• Task to complete
In this exercise, reproduce all the entries that follow exactly.

• Data for review
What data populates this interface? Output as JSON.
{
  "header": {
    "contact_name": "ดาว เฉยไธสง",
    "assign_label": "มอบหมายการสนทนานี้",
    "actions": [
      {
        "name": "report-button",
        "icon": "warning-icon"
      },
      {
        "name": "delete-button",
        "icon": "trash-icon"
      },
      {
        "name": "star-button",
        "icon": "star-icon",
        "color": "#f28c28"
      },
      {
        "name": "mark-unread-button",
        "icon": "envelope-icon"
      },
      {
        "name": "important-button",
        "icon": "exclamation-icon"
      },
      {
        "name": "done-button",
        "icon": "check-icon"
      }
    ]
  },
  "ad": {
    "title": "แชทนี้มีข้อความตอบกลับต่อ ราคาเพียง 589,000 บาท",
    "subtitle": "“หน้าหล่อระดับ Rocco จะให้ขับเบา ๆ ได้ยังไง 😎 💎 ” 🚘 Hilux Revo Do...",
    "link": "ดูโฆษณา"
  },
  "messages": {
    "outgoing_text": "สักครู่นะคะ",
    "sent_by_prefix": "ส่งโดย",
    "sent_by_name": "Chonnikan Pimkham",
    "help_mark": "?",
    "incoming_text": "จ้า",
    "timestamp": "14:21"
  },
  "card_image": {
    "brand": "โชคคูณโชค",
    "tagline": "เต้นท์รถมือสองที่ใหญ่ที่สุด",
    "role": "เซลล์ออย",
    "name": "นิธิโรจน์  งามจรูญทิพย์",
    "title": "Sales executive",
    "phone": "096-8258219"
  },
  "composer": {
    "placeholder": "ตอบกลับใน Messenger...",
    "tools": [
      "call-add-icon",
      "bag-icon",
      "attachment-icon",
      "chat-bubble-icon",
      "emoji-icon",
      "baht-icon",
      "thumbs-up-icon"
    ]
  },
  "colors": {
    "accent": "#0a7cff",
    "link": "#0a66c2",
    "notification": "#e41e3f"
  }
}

• Answer to the problem
What data populates this interface? Output as JSON.
{
  "header": {
    "contact_name": "ดาว เฉยไธสง",
    "assign_label": "มอบหมายการสนทนานี้",
    "actions": [
      {
        "name": "report-button",
        "icon": "warning-icon"
      },
      {
        "name": "delete-button",
        "icon": "trash-icon"
      },
      {
        "name": "star-button",
        "icon": "star-icon",
        "color": "#f28c28"
      },
      {
        "name": "mark-unread-button",
        "icon": "envelope-icon"
      },
      {
        "name": "important-button",
        "icon": "exclamation-icon"
      },
      {
        "name": "done-button",
        "icon": "check-icon"
      }
    ]
  },
  "ad": {
    "title": "แชทนี้มีข้อความตอบกลับต่อ ราคาเพียง 589,000 บาท",
    "subtitle": "“หน้าหล่อระดับ Rocco จะให้ขับเบา ๆ ได้ยังไง 😎 💎 ” 🚘 Hilux Revo Do...",
    "link": "ดูโฆษณา"
  },
  "messages": {
    "outgoing_text": "สักครู่นะคะ",
    "sent_by_prefix": "ส่งโดย",
    "sent_by_name": "Chonnikan Pimkham",
    "help_mark": "?",
    "incoming_text": "จ้า",
    "timestamp": "14:21"
  },
  "card_image": {
    "brand": "โชคคูณโชค",
    "tagline": "เต้นท์รถมือสองที่ใหญ่ที่สุด",
    "role": "เซลล์ออย",
    "name": "นิธิโรจน์  งามจรูญทิพย์",
    "title": "Sales executive",
    "phone": "096-8258219"
  },
  "composer": {
    "placeholder": "ตอบกลับใน Messenger...",
    "tools": [
      "call-add-icon",
      "bag-icon",
      "attachment-icon",
      "chat-bubble-icon",
      "emoji-icon",
      "baht-icon",
      "thumbs-up-icon"
    ]
  },
  "colors": {
    "accent": "#0a7cff",
    "link": "#0a66c2",
    "notification": "#e41e3f"
  }
}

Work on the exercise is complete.